I was nine when my mother bought me my first copy and, boy, did I find teenagers complicated. I would read most of the magazine in the car before we got home, so thrilled was I to dip into that world. Jackie advised me about periods and spots and how to enjoy my first kiss when it happened. It terrified me and thrilled me at the same time.
One thing that dawned on me over the years of my involvement with Jackie was that many of the letters, both to the letters page and the problem page, were from girls of fourteen. This lead me to realise that, despite having crushes on teachers or being caught shoplifting etc., fourteen-year-olds knew it all. Fourteen was the age where everything clicked into place and, suddenly, you understood the world. You were more-or-less a grown up. You had it all going on when you were fourteen.
Imagine my disappointment when I woke up on the morning of my fourteenth birthday and … nothing had happened. I felt exactly the same as I did when I was thirteen. What a swizz!
Last Tuesday my niece, Medusa, turned fourteen. I have joked with her for some time that fourteen is the golden age and on her birthday I asked, ‘well, do you know the secrets of the universe now?’ She assured me that she did but I think she was telling porkies. And yet… Just today my sister commented that she felt that Medusa had changed. Ok, she’s still a moody, stroppy teen with a death-stare but perhaps she has suddenly matured a little. Maybe being thirteen is only just a teenager and being fourteen has more street-cred?
If so, how come this has passed me by? How come I, at forty-eight, am still waiting for it all to click into place? I read Jackie, for God’s Sake, I should know everything.
Is there an age when you thought it would all make sense to you?

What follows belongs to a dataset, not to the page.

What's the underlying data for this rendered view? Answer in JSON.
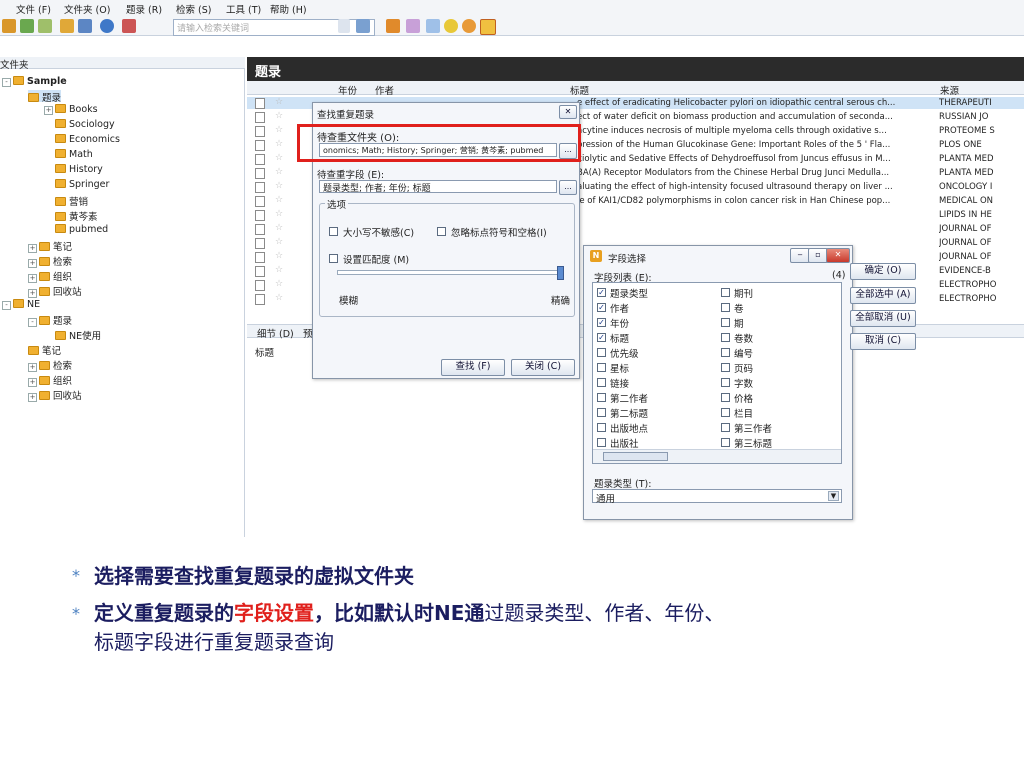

And did it?
By the way, Jackie gave me my first publishing credit (when I was fourteen!!) by printing my letter about a note in a bottle I’d cast into the sea which reached its destination.